*** Material supplied Section Begins ***
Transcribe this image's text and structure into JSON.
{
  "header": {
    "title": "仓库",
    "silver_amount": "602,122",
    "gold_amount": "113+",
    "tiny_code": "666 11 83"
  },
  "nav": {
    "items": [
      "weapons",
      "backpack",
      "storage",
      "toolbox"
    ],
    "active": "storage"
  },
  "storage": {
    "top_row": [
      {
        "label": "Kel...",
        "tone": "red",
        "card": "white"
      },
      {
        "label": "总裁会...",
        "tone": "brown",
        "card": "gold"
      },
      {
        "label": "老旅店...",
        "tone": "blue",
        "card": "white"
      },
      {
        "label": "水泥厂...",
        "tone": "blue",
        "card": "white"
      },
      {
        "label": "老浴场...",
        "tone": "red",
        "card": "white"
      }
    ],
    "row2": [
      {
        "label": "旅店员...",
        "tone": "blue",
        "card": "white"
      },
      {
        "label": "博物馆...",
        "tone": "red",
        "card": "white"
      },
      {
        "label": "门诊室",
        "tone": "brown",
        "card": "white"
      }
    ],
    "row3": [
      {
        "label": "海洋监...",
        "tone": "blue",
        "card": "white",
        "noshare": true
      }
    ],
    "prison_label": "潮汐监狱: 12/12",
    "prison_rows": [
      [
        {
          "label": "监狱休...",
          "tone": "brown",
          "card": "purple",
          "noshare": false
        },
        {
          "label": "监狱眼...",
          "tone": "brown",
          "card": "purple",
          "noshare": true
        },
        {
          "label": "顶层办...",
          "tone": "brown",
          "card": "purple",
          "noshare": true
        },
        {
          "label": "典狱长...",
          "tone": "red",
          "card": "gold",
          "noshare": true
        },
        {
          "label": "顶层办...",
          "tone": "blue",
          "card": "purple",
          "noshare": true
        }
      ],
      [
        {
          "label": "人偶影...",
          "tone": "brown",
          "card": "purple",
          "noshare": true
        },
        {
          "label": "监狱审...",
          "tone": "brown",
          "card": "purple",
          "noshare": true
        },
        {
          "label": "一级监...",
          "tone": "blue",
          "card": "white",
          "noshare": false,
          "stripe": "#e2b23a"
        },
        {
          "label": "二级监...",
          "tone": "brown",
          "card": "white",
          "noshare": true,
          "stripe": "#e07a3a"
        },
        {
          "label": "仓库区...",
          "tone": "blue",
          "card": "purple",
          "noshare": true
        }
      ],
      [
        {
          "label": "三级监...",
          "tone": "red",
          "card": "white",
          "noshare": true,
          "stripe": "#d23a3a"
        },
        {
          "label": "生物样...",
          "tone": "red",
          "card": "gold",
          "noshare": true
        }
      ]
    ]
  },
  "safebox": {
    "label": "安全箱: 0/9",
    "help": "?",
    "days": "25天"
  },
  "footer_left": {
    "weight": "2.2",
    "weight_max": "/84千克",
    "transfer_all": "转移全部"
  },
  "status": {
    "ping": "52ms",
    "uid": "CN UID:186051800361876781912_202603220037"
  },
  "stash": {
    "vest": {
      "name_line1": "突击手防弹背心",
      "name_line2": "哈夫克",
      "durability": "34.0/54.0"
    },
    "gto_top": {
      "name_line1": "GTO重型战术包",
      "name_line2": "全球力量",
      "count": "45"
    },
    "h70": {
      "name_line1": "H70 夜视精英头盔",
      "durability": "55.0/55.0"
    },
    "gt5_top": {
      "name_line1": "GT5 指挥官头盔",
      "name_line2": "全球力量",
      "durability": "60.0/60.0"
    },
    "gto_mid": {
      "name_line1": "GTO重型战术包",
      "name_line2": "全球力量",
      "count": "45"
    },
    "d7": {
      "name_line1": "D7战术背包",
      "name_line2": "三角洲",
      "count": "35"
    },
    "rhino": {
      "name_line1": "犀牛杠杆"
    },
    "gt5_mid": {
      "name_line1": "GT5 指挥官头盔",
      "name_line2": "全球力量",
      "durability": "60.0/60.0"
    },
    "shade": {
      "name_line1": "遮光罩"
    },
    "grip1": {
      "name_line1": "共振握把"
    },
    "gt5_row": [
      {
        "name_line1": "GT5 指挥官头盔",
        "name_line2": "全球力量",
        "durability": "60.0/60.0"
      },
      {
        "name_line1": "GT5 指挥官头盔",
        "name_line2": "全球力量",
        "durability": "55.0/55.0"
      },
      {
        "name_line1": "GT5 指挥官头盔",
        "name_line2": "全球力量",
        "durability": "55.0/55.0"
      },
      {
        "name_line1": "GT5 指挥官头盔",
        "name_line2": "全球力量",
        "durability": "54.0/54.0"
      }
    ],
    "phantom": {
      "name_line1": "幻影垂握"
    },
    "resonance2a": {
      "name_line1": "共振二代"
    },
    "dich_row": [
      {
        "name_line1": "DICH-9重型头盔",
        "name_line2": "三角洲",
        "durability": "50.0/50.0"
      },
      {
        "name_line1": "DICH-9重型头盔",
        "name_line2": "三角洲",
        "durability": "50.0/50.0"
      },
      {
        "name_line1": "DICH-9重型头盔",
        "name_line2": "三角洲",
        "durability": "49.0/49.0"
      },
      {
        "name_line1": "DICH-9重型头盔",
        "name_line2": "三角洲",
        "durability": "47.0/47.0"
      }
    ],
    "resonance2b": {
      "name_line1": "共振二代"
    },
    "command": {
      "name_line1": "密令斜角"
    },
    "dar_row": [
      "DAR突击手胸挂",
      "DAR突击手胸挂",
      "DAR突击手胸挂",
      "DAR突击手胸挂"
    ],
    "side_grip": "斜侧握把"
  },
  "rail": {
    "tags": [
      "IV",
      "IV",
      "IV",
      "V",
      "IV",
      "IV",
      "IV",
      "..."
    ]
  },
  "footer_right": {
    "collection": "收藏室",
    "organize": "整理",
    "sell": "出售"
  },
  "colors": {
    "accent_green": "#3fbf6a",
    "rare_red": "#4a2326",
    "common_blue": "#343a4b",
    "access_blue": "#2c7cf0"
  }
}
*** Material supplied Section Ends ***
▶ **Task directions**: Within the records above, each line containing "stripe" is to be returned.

▶ **Your response**:
          "stripe": "#e2b23a"
          "stripe": "#e07a3a"
          "stripe": "#d23a3a"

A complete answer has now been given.